One thing Sid Berger said during the talk has been turning in my mind: he wants complete sheets of paper and abhors the thought of cutting any of the papers into smaller pieces.
But what are decorated papers for? In book production, these types of papers are often used for the nice end papers inside the cover of hardcopy books and special editions. To be used for this purpose, the papers must be cut to size.
As an archivist-in-training, with a touch of a hoarding impulse, I recognize the desire to keep beautiful pieces intact. But also as an archivist-in-training and historian, with a dose of pragmatism, I see the importance of letting these papers fulfill their functions: to be used, to be appreciated in the way they bring beauty to an object that brings together a variety of specialized trades. A book that has decorated paper inside, or even outside, the cover lets us know that not only was this book considered special enough to warrant beautiful paper in its binding, but also that such artisanship was valued by its makers and audience. And that is just the beginning of the insights we could learn from such an object.
In some ways it comes down to the intention or purpose behind the object. Some of these pieces truly are works of art. Some of the artists made these papers specifically to be included in the Berger-Cloonan collection. Some of these pieces were not made to be used as end papers in books, but are intended to be kept whole. These pieces can be framed and appreciated as the works of art they clearly are.
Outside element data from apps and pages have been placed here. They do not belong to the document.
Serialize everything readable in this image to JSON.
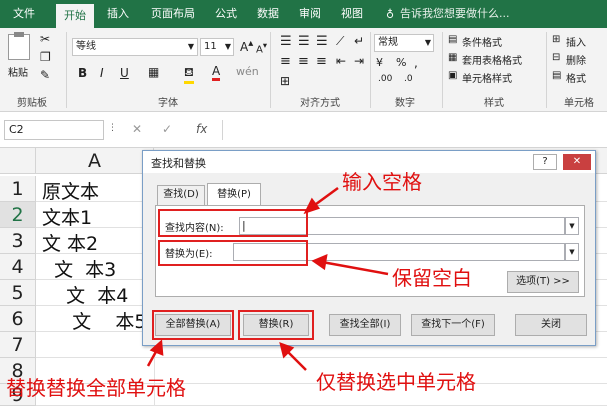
{
  "tabs": [
    "文件",
    "开始",
    "插入",
    "页面布局",
    "公式",
    "数据",
    "审阅",
    "视图"
  ],
  "tell_me": "告诉我您想要做什么...",
  "ribbon": {
    "paste": "粘贴",
    "clipboard": "剪贴板",
    "font_name": "等线",
    "font_size": "11",
    "bold": "B",
    "italic": "I",
    "underline": "U",
    "font_group": "字体",
    "align_group": "对齐方式",
    "number_format": "常规",
    "number_group": "数字",
    "conditional": "条件格式",
    "table_format": "套用表格格式",
    "cell_style": "单元格样式",
    "style_group": "样式",
    "insert": "插入",
    "delete": "删除",
    "format": "格式",
    "cells_group": "单元格"
  },
  "formula_bar": {
    "name_box": "C2",
    "fx": "fx"
  },
  "grid": {
    "col_a": "A",
    "rows": [
      {
        "num": "1",
        "text": "原文本"
      },
      {
        "num": "2",
        "text": "文本1"
      },
      {
        "num": "3",
        "text": "文 本2"
      },
      {
        "num": "4",
        "text": "  文  本3"
      },
      {
        "num": "5",
        "text": "    文  本4"
      },
      {
        "num": "6",
        "text": "     文    本5"
      },
      {
        "num": "7",
        "text": ""
      },
      {
        "num": "8",
        "text": ""
      },
      {
        "num": "9",
        "text": ""
      }
    ]
  },
  "dialog": {
    "title": "查找和替换",
    "help": "?",
    "close": "✕",
    "tab_find": "查找(D)",
    "tab_replace": "替换(P)",
    "find_label": "查找内容(N):",
    "replace_label": "替换为(E):",
    "options": "选项(T) >>",
    "replace_all": "全部替换(A)",
    "replace": "替换(R)",
    "find_all": "查找全部(I)",
    "find_next": "查找下一个(F)",
    "close_btn": "关闭"
  },
  "annotations": {
    "input_space": "输入空格",
    "keep_blank": "保留空白",
    "replace_all_cells": "替换替换全部单元格",
    "replace_selected": "仅替换选中单元格"
  }
}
Therein lies the distinction. The truly singular pieces, made with the intent to be viewed as a whole, intact piece, should be kept so; but the inclusion of an entire ream (hundreds of pages) of a similar, repetitive design that was made commercially perhaps would serve its purpose better by being used. Of course, I was not privy to the appraisal process and may be unaware of the reasons why reams of material were included in the collection. Nor am I an art historian nor a decorated paper aficionado. I am, however, someone who appreciates craftsmanship and the practical and the mundane made beautiful.
We have the tendency to hide away our beautiful and finely crafted things, wrapped carefully and kept safe, hidden from view. How often do we actually use that special china, or knit something from that beautiful and hand-dyed yarn, or drink that unique tea? But how well can we enjoy those things if we do not see them or use them? Yes, using them poses some risk — we might break the china, the project for the yarn might not work out, the tea will be consumed — but this risk is part of living life. Let us use the beautiful things meant to be used and enjoyed in their use.
What do you think? How do you decide what is ‘too special’ to use and what isn’t?
All images in this post are of papers included in the Berger-Cloonan Collection of Decorated Papers in the Cushing Memorial Library and Archives at Texas A&M University. This post will be updated with the names of the individual artists once I have that information.